DATA PROVIDED:
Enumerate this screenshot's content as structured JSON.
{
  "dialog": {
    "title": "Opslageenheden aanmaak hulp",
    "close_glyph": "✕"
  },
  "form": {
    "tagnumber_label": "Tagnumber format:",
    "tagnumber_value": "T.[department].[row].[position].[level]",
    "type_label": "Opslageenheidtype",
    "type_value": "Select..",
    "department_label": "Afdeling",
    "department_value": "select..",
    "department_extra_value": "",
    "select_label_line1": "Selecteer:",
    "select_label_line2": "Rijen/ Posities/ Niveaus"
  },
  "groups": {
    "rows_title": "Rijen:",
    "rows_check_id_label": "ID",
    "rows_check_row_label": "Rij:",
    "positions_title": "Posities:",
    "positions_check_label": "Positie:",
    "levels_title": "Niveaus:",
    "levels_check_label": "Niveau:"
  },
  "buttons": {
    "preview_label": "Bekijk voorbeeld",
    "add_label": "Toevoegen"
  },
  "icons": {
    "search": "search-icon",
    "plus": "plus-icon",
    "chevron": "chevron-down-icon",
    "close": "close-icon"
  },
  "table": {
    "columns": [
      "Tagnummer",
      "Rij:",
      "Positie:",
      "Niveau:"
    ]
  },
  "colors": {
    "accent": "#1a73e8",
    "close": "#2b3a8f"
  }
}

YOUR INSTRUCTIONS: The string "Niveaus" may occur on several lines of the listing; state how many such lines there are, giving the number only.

FINISHED EXERCISE: 2